Sonification for DevOps

While perusing the internet I ran across an article in the Economist about sonification and how it could be applied to detect new insights in scientific data. Sonification is the use of non-speech audio to convey information or perceptualize data. The human ear is really good at picking up subtleties in timbre, pitch, and even attack and volume velocity. Therefore, when scientific data is converted into sound humans can detect patterns and anomalies that cannot be detected (at least not easily) via a visual representation. I thought it would be cool to apply this same principle to devops.

During my career as a Software Engineer, I have built many web apps that have to be available 24/7 and have also been partially responsible for keeping them up and running. I have many war stories of unexpected events occurring during all hours of the day and having to react quickly to get everything back to normal. The more tools you have to monitor how your system is performing the easier it is to figure out what is going on. So, why not another one that translates your system performance metrics into sound?

I always think it is interesting that the office of a SAAS company sounds the same when the system is running smoothly and when the product is on fire. The support team might be typing faster in chat than before and more engineers might be huddled up around a computer but it’s mostly the same. For the guys in charge of keeping the system running this can be unnerving and they often feel compelled to constantly have one eye on what they’re working on and another on a system performance dashboard. That’s not very productive or fun.

When I started prototyping what now is sonicboard.io I had an idea that a good sound to represent system performance would be that of engine room mixed with a control room in a nuclear plant. When everything is running great you hear a gentle hum of the engines but when all hell breaks loose the engine is loud and alarms start going off.

When researching how to generate audio I ran across HTML5 audio and how you can generate sounds in a browser. I found MIDI.js (https://galactic.ink/midi-js/) that could take a MIDI file and render music in a browser. MIDI files have been around since the early 80s and were how early games generated music and how electronic keyboards generated notes. I could change the pitch and volume of sounds by passing different notes to midi.js. This was perfect to get my prototype up and running.

I found an engine room audio clip on freesound.org and generated a sound font using Polyphone for mac. Think of soundfonts as instruments in an orchestra. You would have one sound font for a violin and another for the oboe. The MIDI file would contain the notes and chords each played for each instrument in a composition.

I then started up a quick node project to get things going. I used express.js to serve up the html and socket.io for real-time communication with the backend. I wrote a simple script that polled application performance metrics every few seconds and pushed the values to the browser. The browser then took the values and calculated what note, instrument and volume would need to play in the browser. The initial results were good and I had it running on a raspberry pie in my office.
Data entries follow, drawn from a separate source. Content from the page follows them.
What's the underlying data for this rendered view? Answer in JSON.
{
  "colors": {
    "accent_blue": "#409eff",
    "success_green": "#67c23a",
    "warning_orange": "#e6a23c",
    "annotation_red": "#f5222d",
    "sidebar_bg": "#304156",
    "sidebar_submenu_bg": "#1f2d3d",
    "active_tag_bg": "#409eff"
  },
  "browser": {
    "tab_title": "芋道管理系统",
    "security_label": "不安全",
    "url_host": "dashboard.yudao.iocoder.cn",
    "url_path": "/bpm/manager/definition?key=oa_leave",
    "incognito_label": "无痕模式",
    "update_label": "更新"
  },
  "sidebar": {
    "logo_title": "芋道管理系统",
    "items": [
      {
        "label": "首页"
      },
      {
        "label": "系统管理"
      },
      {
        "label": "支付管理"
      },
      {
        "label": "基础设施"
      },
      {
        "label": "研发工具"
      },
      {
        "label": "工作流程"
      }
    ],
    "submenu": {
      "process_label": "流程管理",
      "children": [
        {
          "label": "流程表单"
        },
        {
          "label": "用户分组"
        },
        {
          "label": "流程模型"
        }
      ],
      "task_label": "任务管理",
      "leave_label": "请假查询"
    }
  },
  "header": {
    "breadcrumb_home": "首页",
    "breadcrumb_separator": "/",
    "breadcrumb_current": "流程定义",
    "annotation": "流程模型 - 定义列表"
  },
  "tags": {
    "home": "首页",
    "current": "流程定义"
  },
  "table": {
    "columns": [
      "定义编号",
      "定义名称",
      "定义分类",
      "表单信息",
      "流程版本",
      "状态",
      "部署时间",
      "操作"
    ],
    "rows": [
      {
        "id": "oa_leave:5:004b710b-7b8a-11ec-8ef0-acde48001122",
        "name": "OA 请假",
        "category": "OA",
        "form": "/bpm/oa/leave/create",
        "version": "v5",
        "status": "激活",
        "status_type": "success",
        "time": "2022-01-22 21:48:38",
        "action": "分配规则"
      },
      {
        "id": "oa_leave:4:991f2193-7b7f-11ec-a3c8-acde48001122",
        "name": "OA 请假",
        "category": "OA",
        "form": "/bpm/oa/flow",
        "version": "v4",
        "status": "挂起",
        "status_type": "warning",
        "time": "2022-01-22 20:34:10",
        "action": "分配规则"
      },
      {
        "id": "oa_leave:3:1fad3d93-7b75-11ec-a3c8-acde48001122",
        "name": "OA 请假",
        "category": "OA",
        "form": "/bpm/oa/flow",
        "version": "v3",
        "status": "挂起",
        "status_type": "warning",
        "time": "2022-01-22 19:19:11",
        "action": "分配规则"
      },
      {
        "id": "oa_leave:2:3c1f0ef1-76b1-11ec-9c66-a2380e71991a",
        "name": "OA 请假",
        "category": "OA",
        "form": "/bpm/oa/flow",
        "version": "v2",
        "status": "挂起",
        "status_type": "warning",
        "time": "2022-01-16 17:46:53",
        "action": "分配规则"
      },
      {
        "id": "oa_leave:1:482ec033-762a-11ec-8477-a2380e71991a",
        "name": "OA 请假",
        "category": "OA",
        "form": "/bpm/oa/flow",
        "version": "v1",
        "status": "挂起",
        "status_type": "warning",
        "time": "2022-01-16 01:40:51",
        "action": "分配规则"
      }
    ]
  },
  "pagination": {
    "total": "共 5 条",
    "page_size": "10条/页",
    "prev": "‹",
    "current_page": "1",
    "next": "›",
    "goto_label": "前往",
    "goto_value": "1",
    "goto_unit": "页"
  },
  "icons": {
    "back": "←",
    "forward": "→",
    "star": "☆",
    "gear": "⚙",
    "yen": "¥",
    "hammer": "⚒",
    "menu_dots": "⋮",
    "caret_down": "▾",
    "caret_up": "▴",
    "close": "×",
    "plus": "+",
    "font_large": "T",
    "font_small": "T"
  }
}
I had so much fun making it, and it helped detect some system problems before they materialized to the end customers, that I tried to take it to the next step to make it more usable for other people. This took waaay longer than I thought (it always does). I had the basic prototype working in my spare time in a couple of weeks. Making the mvp was a slow process that took around 6 months but I finally finished it. It’s very niche but think other people might want to play around with it. I have no plans to charge for using it but if there is enough interest I might open source it (need to add comments and more test coverage).

To use it sign up for an account at sonicboard.io and check out the Getting Started Guide.